Also, we mention a few other stories from China’s newspaper front pages today:

  • From Beijing Morning Post (北京晨报): The first job fair in Beijing in two years at which 43,000 graduates turned up with only 18,000 jobs on offer
  • From the Henan Business Daily (河南商报): China’s first female astronaut returns to her home in Henan saying she feels “warm inside”
  • From Modern Evening Times (新晚报): A girl with a master’s degree takes a job as a street cleaner in Harbin and says she “likes it just fine”, and
  • From Yangzi Evening News (扬子晚报): Do we eat 60 tons of food in an individual lifetime, or just nine?

A few days ago a Weibo user (@唯唯丹丹) posted a picture on Weibo of a road in Cixi county (慈溪市) in Ningbo, Zhejiang province, showing some trees on the median strip that had been uprooted and piled up unceremoniously and then left there, for four days and counting. So yesterday a journalist from Contemporary Gold (现代金报), a paper from Zhejiang province, decided to investigate and was greatly surprised to find that all the trees of a full ten kilometers of the road in question had been uprooted. Some of the trees, he noted, had already died.

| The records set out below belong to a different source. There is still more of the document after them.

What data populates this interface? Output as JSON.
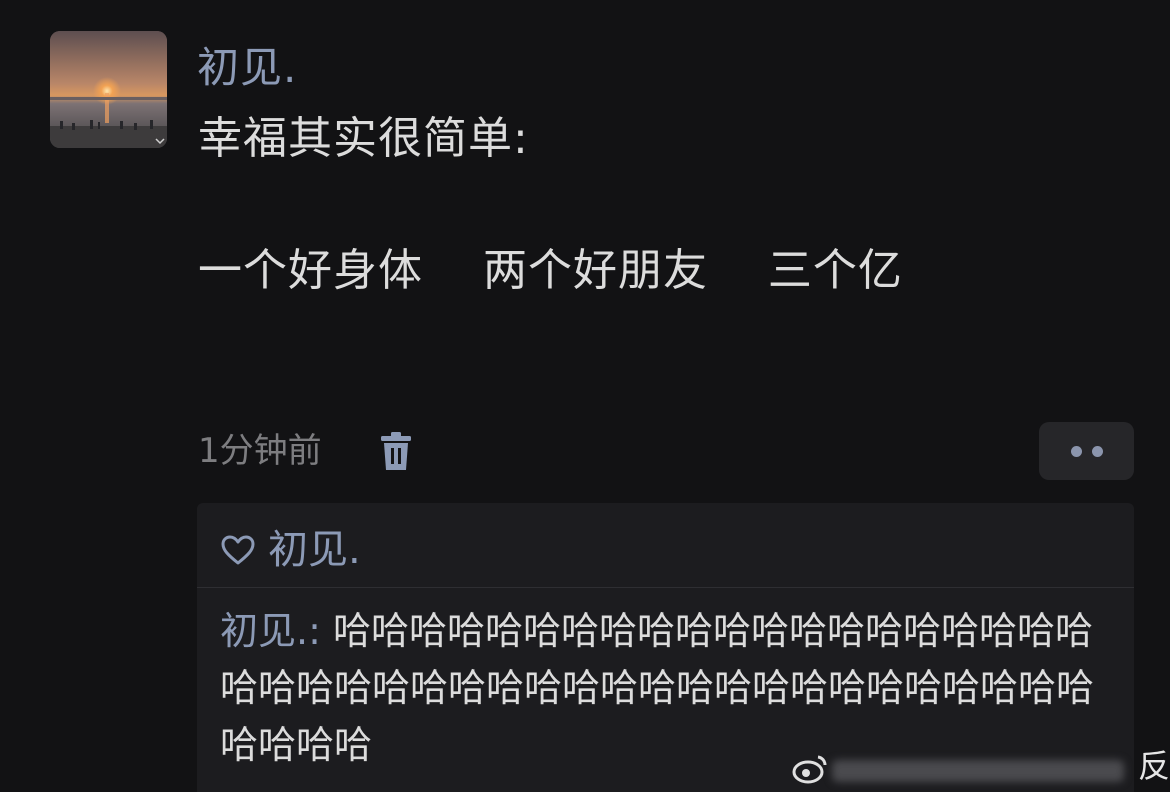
{
  "post": {
    "username": "初见.",
    "text_line1": "幸福其实很简单:",
    "text_line2": "一个好身体    两个好朋友    三个亿",
    "time": "1分钟前"
  },
  "likes": {
    "name": "初见."
  },
  "comment": {
    "author": "初见.",
    "separator": ": ",
    "text": "哈哈哈哈哈哈哈哈哈哈哈哈哈哈哈哈哈哈哈哈哈哈哈哈哈哈哈哈哈哈哈哈哈哈哈哈哈哈哈哈哈哈哈哈哈哈哈"
  },
  "watermark": {
    "trailing_char": "反"
  },
  "icons": {
    "trash": "trash-icon",
    "heart": "heart-icon",
    "more": "more-dots-icon",
    "weibo": "weibo-logo-icon"
  },
  "colors": {
    "background": "#121214",
    "name_accent": "#8c9ab6",
    "text": "#dcdcdc",
    "muted": "#7d7d80",
    "panel": "#1c1c1f"
  }
}
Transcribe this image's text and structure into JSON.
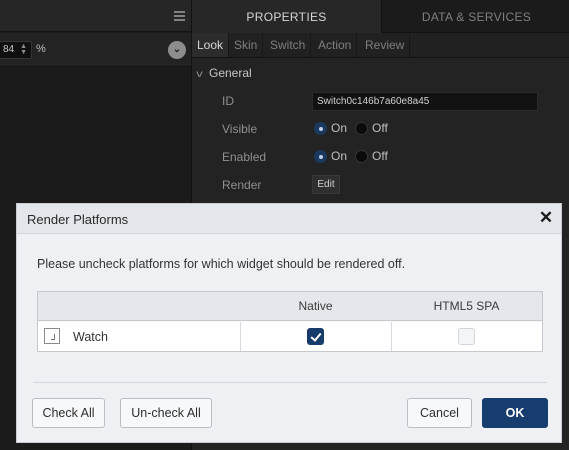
{
  "ide": {
    "toolbar": {
      "value_field": "84",
      "unit": "%"
    },
    "panel_tabs": [
      {
        "label": "PROPERTIES",
        "active": true
      },
      {
        "label": "DATA & SERVICES",
        "active": false
      }
    ],
    "sub_tabs": [
      {
        "label": "Look",
        "active": true
      },
      {
        "label": "Skin",
        "active": false
      },
      {
        "label": "Switch",
        "active": false
      },
      {
        "label": "Action",
        "active": false
      },
      {
        "label": "Review",
        "active": false
      }
    ],
    "section": {
      "title": "General",
      "properties": {
        "id_label": "ID",
        "id_value": "Switch0c146b7a60e8a45",
        "visible_label": "Visible",
        "enabled_label": "Enabled",
        "render_label": "Render",
        "render_button": "Edit",
        "on_label": "On",
        "off_label": "Off",
        "visible_value": "On",
        "enabled_value": "On"
      }
    }
  },
  "dialog": {
    "title": "Render Platforms",
    "instruction": "Please uncheck platforms for which widget should be rendered off.",
    "columns": [
      "",
      "Native",
      "HTML5 SPA"
    ],
    "rows": [
      {
        "name": "Watch",
        "native": true,
        "html5_spa": false
      }
    ],
    "buttons": {
      "check_all": "Check All",
      "uncheck_all": "Un-check All",
      "cancel": "Cancel",
      "ok": "OK"
    }
  },
  "colors": {
    "primary_button": "#163d6e",
    "checkbox_checked": "#173c6b",
    "ide_background": "#1f1f1f",
    "dialog_background": "#eef0f3"
  }
}
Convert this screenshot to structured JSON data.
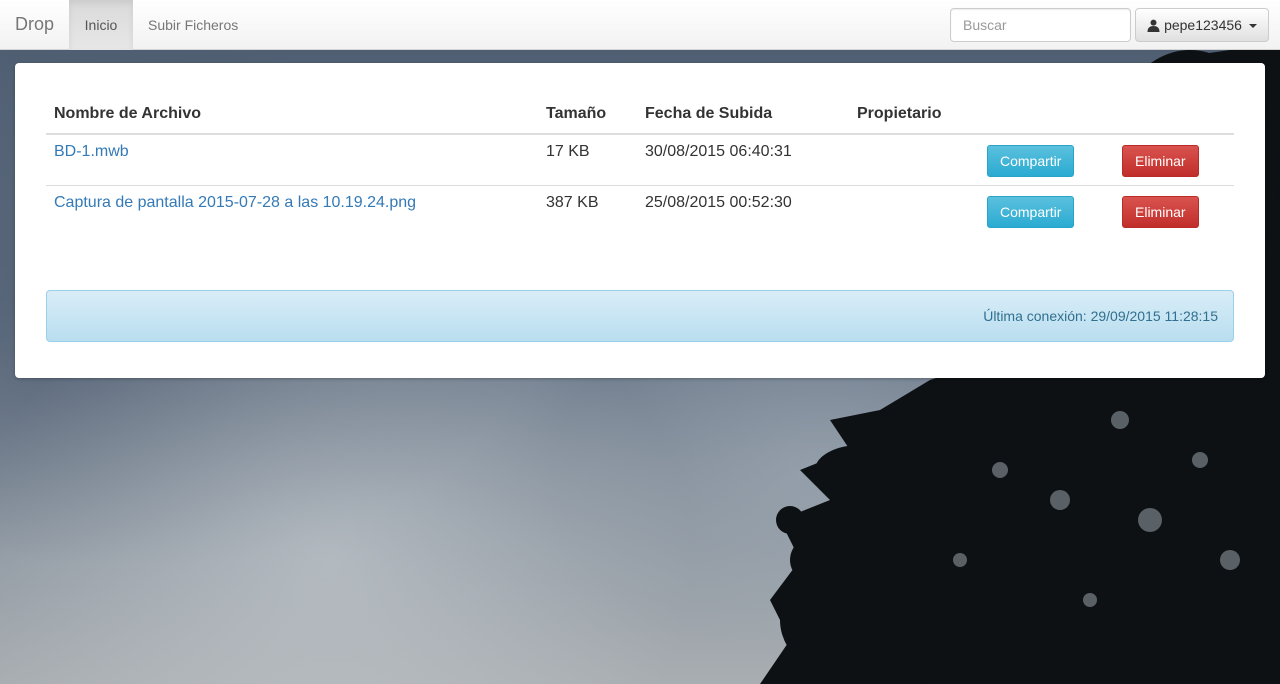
{
  "navbar": {
    "brand": "Drop",
    "items": [
      {
        "label": "Inicio",
        "active": true
      },
      {
        "label": "Subir Ficheros",
        "active": false
      }
    ],
    "search_placeholder": "Buscar",
    "user": {
      "icon": "user-icon",
      "name": "pepe123456"
    }
  },
  "table": {
    "headers": [
      "Nombre de Archivo",
      "Tamaño",
      "Fecha de Subida",
      "Propietario"
    ],
    "rows": [
      {
        "name": "BD-1.mwb",
        "size": "17 KB",
        "date": "30/08/2015 06:40:31",
        "owner": "",
        "share_label": "Compartir",
        "delete_label": "Eliminar"
      },
      {
        "name": "Captura de pantalla 2015-07-28 a las 10.19.24.png",
        "size": "387 KB",
        "date": "25/08/2015 00:52:30",
        "owner": "",
        "share_label": "Compartir",
        "delete_label": "Eliminar"
      }
    ]
  },
  "status": {
    "last_connection": "Última conexión: 29/09/2015 11:28:15"
  },
  "colors": {
    "link": "#337ab7",
    "info_button": "#5bc0de",
    "danger_button": "#d9534f",
    "alert_bg": "#d9edf7"
  }
}
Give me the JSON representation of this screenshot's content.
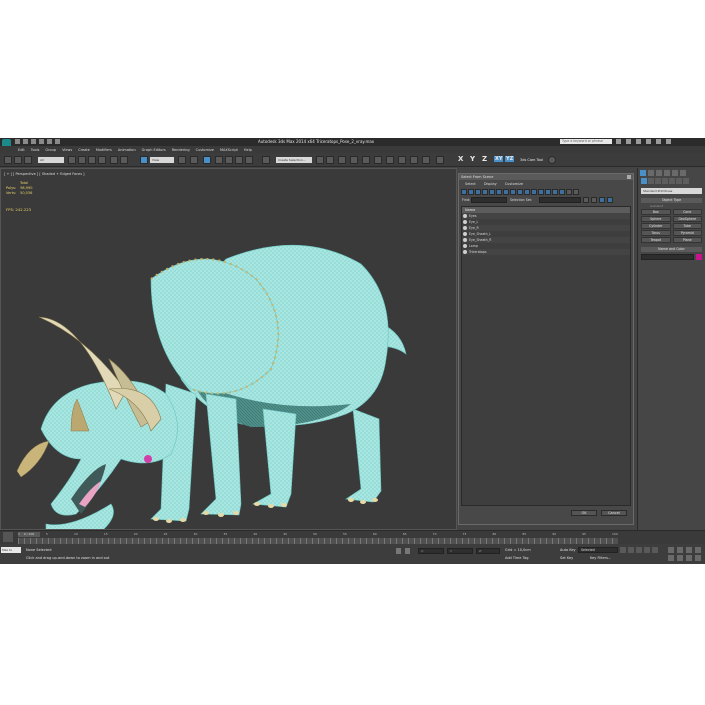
{
  "app": {
    "title": "Autodesk 3ds Max  2014 x64     Triceratops_Pose_2_vray.max",
    "search_placeholder": "Type a keyword or phrase"
  },
  "menu": [
    "Edit",
    "Tools",
    "Group",
    "Views",
    "Create",
    "Modifiers",
    "Animation",
    "Graph Editors",
    "Rendering",
    "Customize",
    "MAXScript",
    "Help"
  ],
  "toolbar": {
    "filter": "All",
    "ref_coord": "View",
    "selection_set": "Create Selection...",
    "axis_x": "X",
    "axis_y": "Y",
    "axis_z": "Z",
    "axis_xy": "XY",
    "axis_yz": "YZ",
    "cam_tool": "3ds Cam Tool"
  },
  "viewport": {
    "label": "[ + ] [ Perspective ] [ Shaded + Edged Faces ]",
    "stats_title": "Total",
    "polys_label": "Polys:",
    "polys_value": "98,990",
    "verts_label": "Verts:",
    "verts_value": "50,036",
    "fps_label": "FPS:",
    "fps_value": "242.223"
  },
  "select_dialog": {
    "title": "Select From Scene",
    "menu": [
      "Select",
      "Display",
      "Customize"
    ],
    "find_label": "Find:",
    "selection_set_label": "Selection Set:",
    "column_name": "Name",
    "items": [
      "Eyes",
      "Eye_L",
      "Eye_R",
      "Eye_Sheath_L",
      "Eye_Sheath_R",
      "Lamp",
      "Triceratops"
    ],
    "ok": "OK",
    "cancel": "Cancel"
  },
  "command_panel": {
    "category": "Standard Primitives",
    "object_type_title": "Object Type",
    "autogrid": "AutoGrid",
    "objects": [
      "Box",
      "Cone",
      "Sphere",
      "GeoSphere",
      "Cylinder",
      "Tube",
      "Torus",
      "Pyramid",
      "Teapot",
      "Plane"
    ],
    "name_color_title": "Name and Color",
    "color": "#c8148c"
  },
  "timeline": {
    "frame": "0 / 100",
    "ticks": [
      "0",
      "5",
      "10",
      "15",
      "20",
      "25",
      "30",
      "35",
      "40",
      "45",
      "50",
      "55",
      "60",
      "65",
      "70",
      "75",
      "80",
      "85",
      "90",
      "95",
      "100"
    ]
  },
  "status": {
    "script_label": "Max to",
    "line1": "None Selected",
    "line2": "Click and drag up-and-down to zoom in and out",
    "x_label": "X:",
    "y_label": "Y:",
    "z_label": "Z:",
    "grid": "Grid = 10,0cm",
    "add_time_tag": "Add Time Tag",
    "auto_key": "Auto Key",
    "selected": "Selected",
    "set_key": "Set Key",
    "key_filters": "Key Filters..."
  }
}
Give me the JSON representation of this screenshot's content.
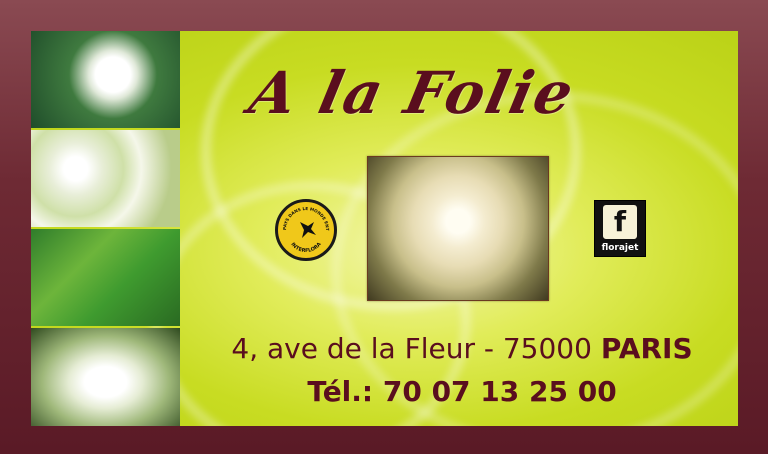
{
  "card": {
    "title": "A la Folie",
    "address_main": "4, ave de la Fleur - 75000 ",
    "address_city": "PARIS",
    "phone": "Tél.: 70 07 13 25 00"
  },
  "logos": {
    "interflora_ring_text": "UN PAYS DANS LE MONDE ENTIER",
    "interflora_name": "INTERFLORA",
    "florajet_mark": "f",
    "florajet_name": "florajet"
  },
  "colors": {
    "frame": "#6e2a34",
    "card_background": "#c8dc22",
    "text": "#5a0e1e"
  }
}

When the journalist walked along the 10 kilometer stretch of road, some of the workers there asked him if he wanted to buy any of the trees. They were selling for 200 kuai per tree. The journalist was not impressed with this scene of wanton tree destruction, and turned his back to leave. Just as he did so, however, he saw someone approach on an electric bike and grab some of the saplings before speeding off. Seeing this, the journalist used a Chinese traditional saying (成语) to express his disgust: 顺手牵羊 (to lead away a goat in passing, i.e. to take advantage of a crisis for personal gain).

The journalist then made contact with the Cixi transport office, and ascertained that a new overpass was to be built on the road, and hence the trees were uprooted to be planted elsewhere. Yet why, the journalist wondered, had the trees been uprooted in the middle of winter and then left to die on their own? (自生自灭). No-one at the office could give him a satisfactory answer, so he persevered and eventually got to speak to a certain Mr Sun (孙), a director, who assured him that they were aware of the issue with the uprooted trees. Yet the problem, Mr Sun explained, was that the area where the trees were to be transplanted to had seen a lot of snow and conditions were not suitable for the transplanting at present. At the end, Mr Sun acknowledged that his department was not fully in control of the situation, and would hurriedly get a grip.

Perhaps a few of the trees were still alive, in any case.

 

Here’s a few other delightful stories that’s making front page headlines from around China today:

  • As the Beijing Morning Post (北京晨报) reports today, the first job fair in two years took place in Beijing yesterday, and the turnout was just as overcrowded as had become the norm in previous years. Around 43,000 graduates turned up to vie for the around 18,000 available jobs
  • On the front page of the Henan Business Daily (河南商报) today, China’s first female astronaut Liu Yang (刘洋) returned to her home town of Zhengzhou in Henan province, saying she felt “warm inside
  • The Modern Evening Times (新晚报) from Heilongjiang province reports today that a girl with a master’s degree has taken up a job of street cleaner in Harbin and “likes it just fine”, and wants to keep doing it
  • The Yangzi Evening News (扬子晚报) from Jiangsu province today has a front page feature discussing whether humans eat 60 tons of food in an individual lifetime, as certain “experts” have stated, or only nine tons, as the talk on Weibo has it, with the caveat that whoever finishes his/her nine tons first will also pass away first

 

Links and sources
Contemporary Gold (现代金报): 近十公里绿化树被连根挖起, 工人向记者兜售:200元一棵要不要